Inverkip power stationEdit profile
Inverkip power station is an oil-fired power station in Inverclyde, on the west coast of Scotland. It is actually located closer to Wemyss Bay than Inverkip, and dominates the local area with its 778 ft (237 m) chimney, the third tallest chimney in the UK and Scotland's tallest free-standing structure. In common with other power stations in Scotland it lacks cooling towers; instead, sea water is used as a coolant. The station consists of three generating units with a combined total rating of 1900 megawatts (MW).History
Construction began in 1970 for the then South of Scotland Electricity Board (SSEB) in 1970. It was to be Scotland's first oil-fired power station. However, the soaring price of oil as a result of the 1973 oil crisis meant that by the time construction was completed generation was uneconomical. It was therefore rarely utilised to anything near capacity, with 1200 MW being mothballed and the remaining capacity being used to satisfy peak demand. A notable example of when it was used at capacity was during the miners' strike of 1984-85, when low coal supplies prompted operation. Generation ceased in January 1988.
In construction, provision was made on site for a fourth generating unit (to the north of the existing units), including a fourth stack inside the chimney. One design feature of the power station is the lack of steam driven boiler feed pumps, with units 1 and 2 being provided with three 50% electric boiler feed pumps and unit 3 with two 50% electric feed pumps. The main turbo-generator was manufactured by Parsons, and many of the major components were interchangeable with the turbo-generators at Hunterston B around 13 miles (21 km) south, on the Firth of Clyde, also then owned by the South of Scotland Electricity Board.
Inverkip power station was owned by the ScottishPower utility group and had been mothballed as part of the strategic reserve. The station was decommissioned in 2006. Until then it could have been fired up at any point to supply power for the national grid. The power station's equipment was intact and continually operating dehumidifiers were used to keep it in good condition while the facility was mothballed.

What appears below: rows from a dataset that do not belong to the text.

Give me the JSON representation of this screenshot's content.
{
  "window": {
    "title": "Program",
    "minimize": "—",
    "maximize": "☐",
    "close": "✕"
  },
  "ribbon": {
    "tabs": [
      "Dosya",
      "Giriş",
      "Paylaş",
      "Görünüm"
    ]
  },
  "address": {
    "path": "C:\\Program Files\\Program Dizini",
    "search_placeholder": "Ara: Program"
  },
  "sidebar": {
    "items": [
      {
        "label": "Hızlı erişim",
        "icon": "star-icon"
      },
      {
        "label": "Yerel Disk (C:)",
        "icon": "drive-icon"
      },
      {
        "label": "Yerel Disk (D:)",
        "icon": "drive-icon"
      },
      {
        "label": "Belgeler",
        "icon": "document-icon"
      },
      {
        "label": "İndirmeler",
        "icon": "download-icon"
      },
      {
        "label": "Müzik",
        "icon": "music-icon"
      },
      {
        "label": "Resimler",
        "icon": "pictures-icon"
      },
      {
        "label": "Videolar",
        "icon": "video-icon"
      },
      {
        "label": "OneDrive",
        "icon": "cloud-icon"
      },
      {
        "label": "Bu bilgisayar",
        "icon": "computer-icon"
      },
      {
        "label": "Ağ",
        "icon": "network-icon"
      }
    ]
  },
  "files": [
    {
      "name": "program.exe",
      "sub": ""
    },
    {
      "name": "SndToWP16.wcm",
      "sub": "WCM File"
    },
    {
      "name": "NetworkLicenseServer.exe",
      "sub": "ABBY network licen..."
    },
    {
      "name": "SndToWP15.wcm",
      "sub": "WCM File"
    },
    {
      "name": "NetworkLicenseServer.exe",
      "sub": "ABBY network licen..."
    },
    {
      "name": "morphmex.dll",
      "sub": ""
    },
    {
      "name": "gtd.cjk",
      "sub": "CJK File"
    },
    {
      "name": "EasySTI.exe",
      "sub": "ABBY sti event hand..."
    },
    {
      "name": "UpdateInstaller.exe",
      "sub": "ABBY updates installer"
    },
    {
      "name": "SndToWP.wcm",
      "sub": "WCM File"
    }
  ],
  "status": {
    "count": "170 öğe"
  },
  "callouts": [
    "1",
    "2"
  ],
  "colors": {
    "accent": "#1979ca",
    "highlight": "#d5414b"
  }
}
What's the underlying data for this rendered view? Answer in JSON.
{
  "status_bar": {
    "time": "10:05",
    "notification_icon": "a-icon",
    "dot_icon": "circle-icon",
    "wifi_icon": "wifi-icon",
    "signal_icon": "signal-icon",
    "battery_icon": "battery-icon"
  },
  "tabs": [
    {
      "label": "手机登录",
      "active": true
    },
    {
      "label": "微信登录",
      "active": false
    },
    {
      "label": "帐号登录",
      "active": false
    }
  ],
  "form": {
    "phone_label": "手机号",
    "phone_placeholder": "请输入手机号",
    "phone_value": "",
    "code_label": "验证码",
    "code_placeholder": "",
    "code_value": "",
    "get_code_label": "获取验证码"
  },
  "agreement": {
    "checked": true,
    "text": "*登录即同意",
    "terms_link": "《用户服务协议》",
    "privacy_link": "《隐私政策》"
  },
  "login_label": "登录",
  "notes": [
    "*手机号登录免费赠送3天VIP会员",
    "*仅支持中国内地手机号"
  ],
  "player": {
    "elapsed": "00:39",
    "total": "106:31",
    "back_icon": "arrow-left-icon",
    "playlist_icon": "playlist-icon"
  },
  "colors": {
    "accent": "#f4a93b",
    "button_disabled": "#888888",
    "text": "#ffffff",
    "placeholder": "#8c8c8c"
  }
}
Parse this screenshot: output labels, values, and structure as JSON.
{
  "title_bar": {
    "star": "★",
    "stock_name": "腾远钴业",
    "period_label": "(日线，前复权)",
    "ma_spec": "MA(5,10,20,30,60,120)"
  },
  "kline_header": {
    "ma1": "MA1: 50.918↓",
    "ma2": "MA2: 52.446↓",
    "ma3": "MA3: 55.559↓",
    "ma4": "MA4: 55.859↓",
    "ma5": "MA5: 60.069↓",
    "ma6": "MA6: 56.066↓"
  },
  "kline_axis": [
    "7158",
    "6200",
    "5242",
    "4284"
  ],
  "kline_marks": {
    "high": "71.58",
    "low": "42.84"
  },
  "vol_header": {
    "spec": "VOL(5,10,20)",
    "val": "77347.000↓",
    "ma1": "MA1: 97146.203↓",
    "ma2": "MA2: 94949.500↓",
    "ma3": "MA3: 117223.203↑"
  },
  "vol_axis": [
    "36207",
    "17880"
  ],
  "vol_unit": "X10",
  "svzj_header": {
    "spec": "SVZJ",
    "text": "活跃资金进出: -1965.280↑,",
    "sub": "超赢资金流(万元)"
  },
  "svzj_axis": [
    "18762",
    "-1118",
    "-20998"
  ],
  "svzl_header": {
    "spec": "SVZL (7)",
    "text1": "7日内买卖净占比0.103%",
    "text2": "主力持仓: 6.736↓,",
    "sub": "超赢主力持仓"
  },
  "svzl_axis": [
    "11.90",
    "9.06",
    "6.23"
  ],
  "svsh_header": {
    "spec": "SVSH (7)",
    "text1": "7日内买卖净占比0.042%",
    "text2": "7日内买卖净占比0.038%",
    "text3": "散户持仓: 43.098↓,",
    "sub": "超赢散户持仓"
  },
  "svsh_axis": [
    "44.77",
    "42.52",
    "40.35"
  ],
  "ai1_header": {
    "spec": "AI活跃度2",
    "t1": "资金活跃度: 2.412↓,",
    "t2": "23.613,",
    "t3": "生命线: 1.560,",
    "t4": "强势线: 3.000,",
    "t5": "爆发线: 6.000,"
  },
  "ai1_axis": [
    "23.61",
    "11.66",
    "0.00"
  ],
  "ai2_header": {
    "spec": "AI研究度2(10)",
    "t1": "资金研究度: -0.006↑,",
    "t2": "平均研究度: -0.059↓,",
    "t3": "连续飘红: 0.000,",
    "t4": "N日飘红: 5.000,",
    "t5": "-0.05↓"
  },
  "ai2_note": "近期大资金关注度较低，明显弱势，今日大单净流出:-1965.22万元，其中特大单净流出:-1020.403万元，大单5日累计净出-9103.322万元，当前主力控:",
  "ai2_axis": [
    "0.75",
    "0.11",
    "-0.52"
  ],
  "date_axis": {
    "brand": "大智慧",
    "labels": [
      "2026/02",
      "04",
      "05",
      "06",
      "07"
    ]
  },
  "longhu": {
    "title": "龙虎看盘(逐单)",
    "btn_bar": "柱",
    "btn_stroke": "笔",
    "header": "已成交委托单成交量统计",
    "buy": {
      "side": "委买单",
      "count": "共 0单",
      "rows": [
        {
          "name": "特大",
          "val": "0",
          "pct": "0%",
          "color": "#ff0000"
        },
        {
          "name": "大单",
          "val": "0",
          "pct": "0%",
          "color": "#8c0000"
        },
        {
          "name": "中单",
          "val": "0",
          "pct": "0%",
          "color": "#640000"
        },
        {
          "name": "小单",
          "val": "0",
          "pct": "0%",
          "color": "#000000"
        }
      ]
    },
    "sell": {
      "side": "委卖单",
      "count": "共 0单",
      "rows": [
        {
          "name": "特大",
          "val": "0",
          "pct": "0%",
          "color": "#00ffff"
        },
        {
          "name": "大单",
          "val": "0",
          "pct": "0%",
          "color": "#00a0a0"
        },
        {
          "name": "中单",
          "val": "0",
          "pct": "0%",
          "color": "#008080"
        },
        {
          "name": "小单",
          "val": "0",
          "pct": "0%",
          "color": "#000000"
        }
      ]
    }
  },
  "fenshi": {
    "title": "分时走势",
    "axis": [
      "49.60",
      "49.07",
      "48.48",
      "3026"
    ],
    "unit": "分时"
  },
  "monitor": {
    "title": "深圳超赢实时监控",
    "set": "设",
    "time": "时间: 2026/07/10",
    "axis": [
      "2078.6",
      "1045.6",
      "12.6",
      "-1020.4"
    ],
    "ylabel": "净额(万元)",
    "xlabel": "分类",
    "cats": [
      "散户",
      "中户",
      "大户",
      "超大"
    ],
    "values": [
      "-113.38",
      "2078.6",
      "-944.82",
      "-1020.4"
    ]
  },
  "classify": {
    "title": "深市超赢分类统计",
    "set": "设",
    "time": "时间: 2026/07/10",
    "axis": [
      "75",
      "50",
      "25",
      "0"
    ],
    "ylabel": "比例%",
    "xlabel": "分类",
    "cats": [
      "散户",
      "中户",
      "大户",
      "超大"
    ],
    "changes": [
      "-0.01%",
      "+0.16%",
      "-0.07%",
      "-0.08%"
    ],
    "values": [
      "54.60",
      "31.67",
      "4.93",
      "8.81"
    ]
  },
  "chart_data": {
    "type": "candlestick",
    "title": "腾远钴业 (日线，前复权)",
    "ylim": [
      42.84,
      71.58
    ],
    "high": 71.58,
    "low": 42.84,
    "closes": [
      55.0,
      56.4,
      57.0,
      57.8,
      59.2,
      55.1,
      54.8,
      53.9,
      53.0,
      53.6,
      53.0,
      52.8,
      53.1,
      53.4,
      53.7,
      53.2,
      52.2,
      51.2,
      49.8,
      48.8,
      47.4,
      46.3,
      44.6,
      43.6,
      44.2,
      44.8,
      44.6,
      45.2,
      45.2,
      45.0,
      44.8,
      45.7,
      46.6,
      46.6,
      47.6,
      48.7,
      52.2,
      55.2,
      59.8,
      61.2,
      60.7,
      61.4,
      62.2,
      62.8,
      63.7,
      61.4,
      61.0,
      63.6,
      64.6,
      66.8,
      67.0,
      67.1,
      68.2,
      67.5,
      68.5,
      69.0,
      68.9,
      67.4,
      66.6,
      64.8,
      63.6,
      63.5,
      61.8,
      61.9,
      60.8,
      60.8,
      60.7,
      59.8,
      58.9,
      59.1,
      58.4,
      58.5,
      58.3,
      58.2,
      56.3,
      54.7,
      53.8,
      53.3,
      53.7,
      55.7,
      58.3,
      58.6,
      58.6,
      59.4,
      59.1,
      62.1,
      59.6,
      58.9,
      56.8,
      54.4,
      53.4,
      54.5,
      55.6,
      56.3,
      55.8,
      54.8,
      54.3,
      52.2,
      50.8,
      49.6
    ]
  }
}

The site is to be cleared for housing and small business development following demolitiion of the power station in mid- to late-2010. Preparatory demolition work started in April 2010. Large amounts of equipment were removed to be used as spares at other power stations, including switchgear, turbine rotors, and control equipment. Electrical oil and other chemicals have been drained to make the site safe. Demolition began in June 2010 with the removal of one of the three large oil tanks. November 2010 all three large oil tanks have now been removed from the site.